Thursday, January 23, 2014

M.M. McAllen's New Book Maximilian and Carlota: Europe's Last Empire in Mexico

News over on my other blog, Maximilian-Carlota: A  blog for Researchers of the French Intervention/ Second Empire:

M.M. McAllen has just published Maximilian and Carlota: Europe's Last Empire in Mexico, available from Trinity University Press. I read it in draft form and thought it a superb addition to the bibliography. If you happen to be anywhere near San Antonio, Texas, hie on over to The Twig for her book presentation on Saturday February 8, 2014 at 4 pm, and get your signed first edition. It is sure to be a gripping read-- and a collector's item.

(The Twig is a lovely little bookstore. I read there myself back in 2009 on tour for my novel, The Last Prince of the Mexican Empire. As I recall there are several good restaurants around the corner-- so why not make a night of it? The event at the Twig is free and open to the public, by the way, and does include refreshments.)

Check out these bodacious reviews for M.M. McAllen's opus:

"On the 150th anniversary of the installation of Austria’s Archduke Ferdinand Maximilian von Habsburg as emperor of Mexico, McAllen offers an authoritative, detailed, and engrossing account of the rise and fall of Mexico’s Second Empire... McAllen ably demonstrates how the Second Empire’s collapse was one of the most spectacular personal tragedies and political failures of the 19th century." — Publishers Weekly

"This is a thorough, complete history of Mexico’s second empire. The author leaves nothing untouched."
— William H. Beezley, professor of history at the University of Arizona
"Maximilian and Carlota is a deeply researched book about a period of Mexican history that, while vital for understanding modern Mexico and its relations with the United States and Europe, is of perhaps unparalleled cultural, political, and military complexity for such a short period."
— C. M. Mayo, author of The Last Prince of the Mexican Empire
“Mexican history offers a phantasmagoria that beggars the imagination. Most writers seem to focus on three distinct eras: Conquest, Independence, and Revolution. But perhaps the most surreal, tragic, yet oddly comedic era in Mexico has gone largely unexamined, until now. M. M. McAllen has written an important book that not only reads like a novel of fantastic inventions but is key to understanding the soul of Mexico today. ” — Luis Albertio Urrea, author of The Hummingbird’s Daughter
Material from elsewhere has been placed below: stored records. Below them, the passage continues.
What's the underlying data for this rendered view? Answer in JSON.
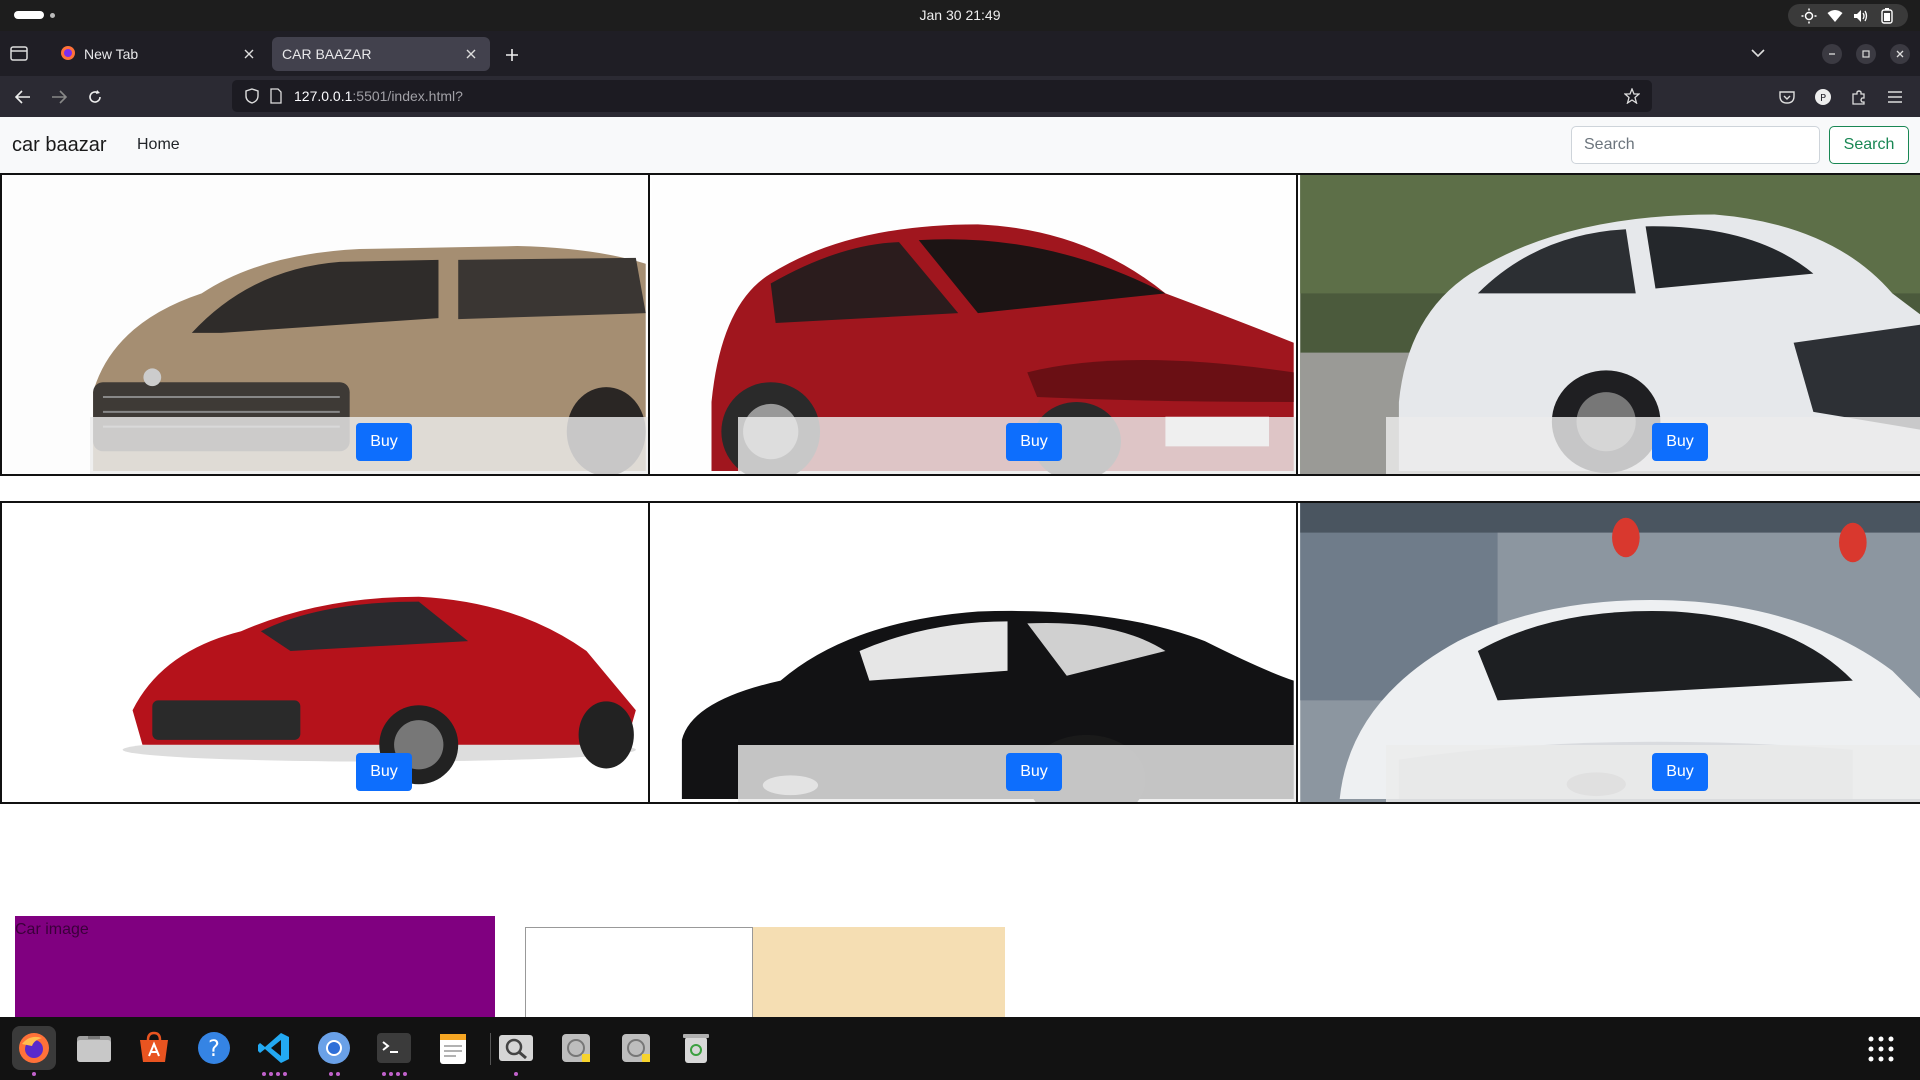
{
  "system": {
    "clock": "Jan 30  21:49"
  },
  "browser": {
    "tabs": [
      {
        "label": "New Tab",
        "active": false
      },
      {
        "label": "CAR BAAZAR",
        "active": true
      }
    ],
    "url_host": "127.0.0.1",
    "url_rest": ":5501/index.html?"
  },
  "site": {
    "brand": "car baazar",
    "nav": {
      "home": "Home"
    },
    "search": {
      "placeholder": "Search",
      "button": "Search"
    },
    "cards": [
      {
        "buy": "Buy",
        "image": "beige-minivan"
      },
      {
        "buy": "Buy",
        "image": "red-hatchback"
      },
      {
        "buy": "Buy",
        "image": "white-sedan"
      },
      {
        "buy": "Buy",
        "image": "red-sports-car"
      },
      {
        "buy": "Buy",
        "image": "black-sports-car"
      },
      {
        "buy": "Buy",
        "image": "white-sedan-front"
      }
    ],
    "car_image_label": "Car image",
    "colors": {
      "purple": "#800080",
      "wheat": "#f5deb3",
      "buy": "#0d6efd",
      "search_outline": "#198754"
    }
  },
  "dock": {
    "apps": [
      "firefox-icon",
      "files-icon",
      "app-center-icon",
      "help-icon",
      "vscode-icon",
      "chromium-icon",
      "terminal-icon",
      "text-editor-icon",
      "image-viewer-icon",
      "disk-icon",
      "disk-alt-icon",
      "trash-icon",
      "show-apps-icon"
    ]
  }
}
And with many thanks to Gayle Brennan Spencer, who blogs at Postcards from San Antonio, I have been alerted to what looks like an excellent show at the Witte Museum in San Antonio, to go along with McAllen's book. Here's the press release:

New Exhibit, Maximilian and Carlota: Last Empire in Mexico, Accompanies Book by Mary Margaret McAllen 
SAN ANTONIO— The Witte Museum presents a new exhibit, Maximilian and Carlota: Last Empire in Mexico, opening February 1 through March 30, 2014 in the Betty Coates Textile Gallery. The rule of Maximilian and Carlota, Emperor and Empress of Mexico in the 1860s, is examined in this exhibit and accompanies the release of the book, Maximilian and Carlota: Europe’s Last Empire in Mexico written by South Texas scholar Mary Margaret McAllen, published by Trinity University Press. 
The exhibition features art and artifacts that have never been exhibited from the Witte’s permanent collections and several important private collections. Formal portraits of Maximilian and Carlota that were recently donated to the Witte Museum will be on public view for the first time. Newspaper articles, vintage photographs and objects from the Mexican Royal Court of the Emperor and Empress of Mexico will also be displayed.
Maximilian and Carlota: Last Empire in Mexico is generously supported by the City of San Antonio Department for Culture and Creative Development. The exhibit is included with general museum admission.
With over 400,000 visitors annually, the Witte Museum promotes lifelong learning through innovative exhibitions, programs and collections in natural history, science and South Texas heritage. For more information visit 

Read more blog posts about this tumultuous period of Mexican history.